In 2015, the payments industry instituted a new set of liability rules for card-present transactions. With the introduction of EMV chip cards (the “EMV” stands for Europay, Mastercard and Visa), this new secure form of payment meant businesses were responsible for adopting compatible equipment to accept payments for these cards. Whereas magnetic stripe cards of the past had been used and swiped on machines (and were easily duplicated and susceptible to fraud), EMV cards use technology that hinders card-present fraud.
The shift has greatly benefited consumers and merchants. In March 2018, Visa reported counterfeit fraud at American chip-enabled merchants is down 76 percent. The new merchant services technology is working, which is great for consumers.
While EMV technology has been around for several years now, some consumers still have questions about its usefulness and usability. Because more than 75 percent of consumers prefer to pay with plastic, EMV chip card technology is bound to affect your business if you accept credit cards. This is especially true now, since if fraud occurs when a consumer was using an EMV chip card on non-EMV equipment, the responsibility is placed on the business.

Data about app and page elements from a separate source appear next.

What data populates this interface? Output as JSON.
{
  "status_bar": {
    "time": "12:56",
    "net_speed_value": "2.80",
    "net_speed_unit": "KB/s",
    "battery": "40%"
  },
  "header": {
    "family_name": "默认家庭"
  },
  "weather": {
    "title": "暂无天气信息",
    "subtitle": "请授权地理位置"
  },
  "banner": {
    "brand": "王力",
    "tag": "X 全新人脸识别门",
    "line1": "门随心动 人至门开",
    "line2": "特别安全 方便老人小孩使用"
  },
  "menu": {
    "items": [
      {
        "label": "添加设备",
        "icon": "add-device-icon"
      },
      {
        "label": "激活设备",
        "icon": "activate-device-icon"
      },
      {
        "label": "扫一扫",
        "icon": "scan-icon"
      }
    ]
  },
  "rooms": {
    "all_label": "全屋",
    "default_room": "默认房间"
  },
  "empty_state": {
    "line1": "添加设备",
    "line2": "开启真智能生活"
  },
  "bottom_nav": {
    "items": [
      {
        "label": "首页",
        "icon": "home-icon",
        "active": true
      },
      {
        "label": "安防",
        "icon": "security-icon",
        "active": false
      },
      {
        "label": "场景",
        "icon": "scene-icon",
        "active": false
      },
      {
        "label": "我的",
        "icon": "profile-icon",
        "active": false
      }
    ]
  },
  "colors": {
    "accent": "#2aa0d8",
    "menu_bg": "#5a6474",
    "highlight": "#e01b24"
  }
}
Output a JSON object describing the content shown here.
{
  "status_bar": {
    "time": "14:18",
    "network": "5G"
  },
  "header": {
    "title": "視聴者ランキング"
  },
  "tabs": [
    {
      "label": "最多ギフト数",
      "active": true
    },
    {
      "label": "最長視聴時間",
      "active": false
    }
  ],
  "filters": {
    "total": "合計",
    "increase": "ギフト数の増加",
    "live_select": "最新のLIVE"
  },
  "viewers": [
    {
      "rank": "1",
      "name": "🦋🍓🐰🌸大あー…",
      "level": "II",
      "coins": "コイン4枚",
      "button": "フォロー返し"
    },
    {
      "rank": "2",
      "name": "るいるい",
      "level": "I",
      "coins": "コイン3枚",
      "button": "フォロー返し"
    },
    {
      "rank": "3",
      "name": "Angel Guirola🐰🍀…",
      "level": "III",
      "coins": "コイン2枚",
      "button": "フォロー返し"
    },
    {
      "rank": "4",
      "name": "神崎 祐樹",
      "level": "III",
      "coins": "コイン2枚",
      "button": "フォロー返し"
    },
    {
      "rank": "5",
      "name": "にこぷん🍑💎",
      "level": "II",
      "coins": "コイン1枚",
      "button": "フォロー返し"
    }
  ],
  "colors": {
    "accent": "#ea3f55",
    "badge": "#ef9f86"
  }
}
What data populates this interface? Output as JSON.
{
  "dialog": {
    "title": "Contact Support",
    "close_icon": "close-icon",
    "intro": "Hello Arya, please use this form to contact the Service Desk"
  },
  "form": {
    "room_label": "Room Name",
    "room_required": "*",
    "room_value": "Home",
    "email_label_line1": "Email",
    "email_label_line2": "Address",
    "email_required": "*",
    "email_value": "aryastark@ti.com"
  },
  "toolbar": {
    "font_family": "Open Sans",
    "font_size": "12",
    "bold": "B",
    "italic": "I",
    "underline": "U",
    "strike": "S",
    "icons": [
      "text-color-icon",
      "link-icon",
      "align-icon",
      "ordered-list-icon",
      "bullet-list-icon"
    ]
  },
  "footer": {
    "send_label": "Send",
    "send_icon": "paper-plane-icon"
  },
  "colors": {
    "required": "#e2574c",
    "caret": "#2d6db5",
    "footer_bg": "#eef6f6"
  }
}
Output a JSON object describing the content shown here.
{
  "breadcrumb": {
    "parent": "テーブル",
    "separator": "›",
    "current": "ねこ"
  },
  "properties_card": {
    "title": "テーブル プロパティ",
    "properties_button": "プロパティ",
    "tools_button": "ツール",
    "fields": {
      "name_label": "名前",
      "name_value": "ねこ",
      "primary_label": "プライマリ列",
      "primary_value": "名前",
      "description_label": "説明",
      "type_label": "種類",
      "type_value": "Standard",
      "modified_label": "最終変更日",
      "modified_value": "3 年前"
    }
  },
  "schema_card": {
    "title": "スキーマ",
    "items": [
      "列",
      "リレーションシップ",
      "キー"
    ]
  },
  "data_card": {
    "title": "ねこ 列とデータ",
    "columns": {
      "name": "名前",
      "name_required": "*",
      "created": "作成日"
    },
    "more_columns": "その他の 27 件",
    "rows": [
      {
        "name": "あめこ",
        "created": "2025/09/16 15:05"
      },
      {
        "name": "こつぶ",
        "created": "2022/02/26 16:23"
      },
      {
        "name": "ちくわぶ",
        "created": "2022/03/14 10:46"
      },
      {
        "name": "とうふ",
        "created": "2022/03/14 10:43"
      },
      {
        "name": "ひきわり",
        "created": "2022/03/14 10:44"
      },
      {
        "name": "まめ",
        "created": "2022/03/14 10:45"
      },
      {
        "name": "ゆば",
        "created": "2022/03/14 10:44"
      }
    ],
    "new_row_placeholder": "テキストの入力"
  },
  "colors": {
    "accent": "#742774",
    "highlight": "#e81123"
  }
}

Following is more information on how EMV chip cards work, how EMV-enabled credit card processing terminals protect consumers, and why businesses must make the shift to EMV equipment to stay protected.
To understand EMV chip cards, first let's examine magnetic stripe cards. On these cards, cardholder personal and payment information is stored in the card, making them easy to counterfeit. When consumers use these cards, their personal information is vulnerable during every transaction.
With EMV chip cards, consumer information is stored on a secure computer chip in the card. Instead of swiping the card, the card is placed inside the card reader – another term to describe this action is to “dip.” As the card is dipped, a secure, unique code is generated to complete the transaction. Unlike magnetic stripe cards, where the card data is the same and can be replicated to be used over and over again, EMV chip card transaction codes change every time.
Dipping cards into some EMV terminals may take a few seconds longer to process than swiping; however, as seen from the security benefits and fraud prevention that has occurred, those extra few seconds are highly valuable. In addition, providers like North American Bancard have introduced EMV terminals with “quick chip” technology, which can reduce the processing time significantly.
Consumers should be careful not to remove their chip card too quickly from a terminal, as it can nullify the transaction. Mastering this minor learning curve enables EMV equipment transactions to process smoothly.
Contactless EMV chip cards work with near field communication (NFC) technology and can be “tapped” on a reader for payment on certain machines. This is the same technology used when tapping a smartphone or smartwatch to pay. Contactless payments are expected to account for one-third of in-store payments by 2020, reports VentureBeat. EMV chip cards complement this trend.
Today, payment with EMV chip cards is the norm. Visa reports 97 percent of overall American payment volume in March 2018 was on EMV chip cards. More than 855 million chip cards have been issued to U.S. consumers already.
When a consumer uses a credit card with an EMV chip, if fraud does occur on that transaction, and the merchant does not have EMV equipment to process that EMV card, the liability is placed on the merchant. Otherwise, if both the merchant and cardholder use EMV technology, consumer losses fall back on the payment processor or issuing bank, depending on terms and conditions.
All new cards issued come with EMV chips. Consumers should stop using their magnetic stripe cards and use the new EMV chip cards to stay protected.
As mentioned, the liability falls on the merchant if EMV equipment is not present during an EMV chip card transaction. Having to be accountable in case of fraud is reason enough for most businesses to make the switch.
Other reasons are:
The longer your business waits to switch, the more you risk with every transaction. Get more information on EMV terminals here.